“I don’t want to lie,” he said. “It was almost a little fun for me.”
It was also a powerful experience to go through with his fiancee, Melody Among, who acted as his co-pilot, spotting power lines, giving him sips of water and even taking the controls at times. “Her and I will be bonded to those people for life,” he said.
At one point, he spotted four people on the ledge of a roof of a farm supply storewhere he was able to set down one skid, making three different trips to pick them all up. One was a woman who said she had watched her husband get swept away and had become separated from her daughter, who was on the roof of a nearby gas station. Boyers touched downand rescued the daughter too.

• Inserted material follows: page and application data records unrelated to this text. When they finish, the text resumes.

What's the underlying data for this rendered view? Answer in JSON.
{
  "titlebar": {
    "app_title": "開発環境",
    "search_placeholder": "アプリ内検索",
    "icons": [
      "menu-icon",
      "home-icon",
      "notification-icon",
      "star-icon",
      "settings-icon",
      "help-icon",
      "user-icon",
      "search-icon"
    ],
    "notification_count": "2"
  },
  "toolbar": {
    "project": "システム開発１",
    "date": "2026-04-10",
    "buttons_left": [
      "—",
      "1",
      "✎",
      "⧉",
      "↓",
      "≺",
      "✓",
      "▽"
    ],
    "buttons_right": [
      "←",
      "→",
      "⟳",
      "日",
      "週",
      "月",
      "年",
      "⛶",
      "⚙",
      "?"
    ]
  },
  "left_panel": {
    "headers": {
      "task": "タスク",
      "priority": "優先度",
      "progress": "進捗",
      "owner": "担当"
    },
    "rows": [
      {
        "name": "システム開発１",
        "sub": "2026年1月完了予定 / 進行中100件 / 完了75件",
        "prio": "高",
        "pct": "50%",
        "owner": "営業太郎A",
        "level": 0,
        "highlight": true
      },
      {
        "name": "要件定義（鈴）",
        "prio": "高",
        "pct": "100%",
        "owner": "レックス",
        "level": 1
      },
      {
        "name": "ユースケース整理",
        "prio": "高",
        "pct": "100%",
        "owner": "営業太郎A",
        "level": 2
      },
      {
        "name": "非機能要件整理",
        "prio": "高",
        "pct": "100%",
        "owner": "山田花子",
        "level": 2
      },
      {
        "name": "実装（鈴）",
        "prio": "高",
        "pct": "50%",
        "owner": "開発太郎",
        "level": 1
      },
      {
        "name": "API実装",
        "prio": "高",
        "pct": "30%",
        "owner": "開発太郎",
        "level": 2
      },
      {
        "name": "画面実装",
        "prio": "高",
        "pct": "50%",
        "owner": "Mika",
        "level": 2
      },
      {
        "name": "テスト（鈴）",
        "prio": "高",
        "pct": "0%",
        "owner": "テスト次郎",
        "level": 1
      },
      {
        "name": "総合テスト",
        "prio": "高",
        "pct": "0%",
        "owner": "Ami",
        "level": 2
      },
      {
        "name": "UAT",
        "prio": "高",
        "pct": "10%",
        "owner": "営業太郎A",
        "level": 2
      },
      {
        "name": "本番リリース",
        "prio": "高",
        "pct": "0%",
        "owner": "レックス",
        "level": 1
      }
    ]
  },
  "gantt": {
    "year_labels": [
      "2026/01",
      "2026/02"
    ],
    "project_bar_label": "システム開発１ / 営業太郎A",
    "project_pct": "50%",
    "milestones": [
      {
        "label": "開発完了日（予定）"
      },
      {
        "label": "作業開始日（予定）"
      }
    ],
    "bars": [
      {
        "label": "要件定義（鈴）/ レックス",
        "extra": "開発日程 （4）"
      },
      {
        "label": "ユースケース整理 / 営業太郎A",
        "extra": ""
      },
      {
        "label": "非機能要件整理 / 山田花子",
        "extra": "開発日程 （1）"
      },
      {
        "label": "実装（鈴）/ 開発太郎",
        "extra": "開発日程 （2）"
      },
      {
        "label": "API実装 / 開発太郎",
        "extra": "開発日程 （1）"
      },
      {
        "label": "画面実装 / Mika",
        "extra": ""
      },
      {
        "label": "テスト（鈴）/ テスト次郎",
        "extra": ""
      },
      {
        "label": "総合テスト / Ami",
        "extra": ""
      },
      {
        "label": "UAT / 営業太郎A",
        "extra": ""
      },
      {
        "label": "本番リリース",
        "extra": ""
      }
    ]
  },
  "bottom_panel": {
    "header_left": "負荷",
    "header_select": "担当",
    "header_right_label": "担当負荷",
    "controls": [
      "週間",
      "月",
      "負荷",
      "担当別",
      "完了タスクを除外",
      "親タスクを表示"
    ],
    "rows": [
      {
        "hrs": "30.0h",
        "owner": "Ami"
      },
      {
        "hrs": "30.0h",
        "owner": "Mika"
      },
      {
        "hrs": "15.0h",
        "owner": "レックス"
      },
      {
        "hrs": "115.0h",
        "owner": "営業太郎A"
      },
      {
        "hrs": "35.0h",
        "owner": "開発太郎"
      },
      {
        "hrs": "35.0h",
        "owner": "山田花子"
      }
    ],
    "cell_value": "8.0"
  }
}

The rescues of four of those people were caught on video by Jeani Rice-Cranford, who lives on a nearby hilltop and helped shelter the victims in her home afterward. “I’ve never seen anything like that,” Rice-Cranford said. “Not in real life.”
Rice-Cranford and others had been lined up along the roadside — helplessly watching and listening to the screams — for more than two hours when Boyers showed up. During the rescue “there was a gust of wind, and the helicopter kind of shifted,” Rice-Cranford said. “We all just held our breath. We were just watching with our mouths open, hoping and praying that he would be able to get them.”
That rescue stands out in Among’s mind. They got the mother first, “then we got the daughter and they reunited on the ground,” she said. “They were both hugging each other. It was very emotional.”
At another point, they saw a house on a rise, surrounded by floodwaters but not yet engulfed. Boyers touched down, picking up two men, and saw a girl in the window who refused to come out. He flew out, dropped off one of the men and Among, and brought the other man back with him to hoist the girl into the helicopter. When he landed again, he was able to rescue the girl and a woman who was with her.
“I’m in a little hole with power lines all around. It takes enormous energy to take off vertically like that,” he said. So he left the man briefly and then came back for him. “I just kept doing that over and over again until I was low on fuel.”
All the time, he knew he really was not supposed to be doing any of this.
“Every landing was pretty dangerous,” he said. He’s already had a conversation with the Federal Aviation Administration about it.
“I know the FAA can take my license away if they see me flying like that,” he said. He assured them that he did not charge anyone for the rescue, no one was hurt, the helicopter was not damaged, and there were no law enforcement helicopters in the area. After he left Waverly, he stopped at an airport in the nearby town of Dickson to refuel and heard that the state police and National Guard still had not flown in because of the bad weather.
Boyers said he heard from the woman who originally called him in her desperate search for a helicopter anywhere near Waverly. She said her family was safe, but he doesn’t even know if he rescued them or someone else did.
Pulling people from the floodwaters isn’t the scariest thing he’s ever done, Boyers said. That would have to be flying through clouds on instruments only, with some of those instruments out of order.
“Literally, it just felt like I was working,” he said. “Obviously I tabled the feeling wrenching in everyone’s stomach because of the devastation.”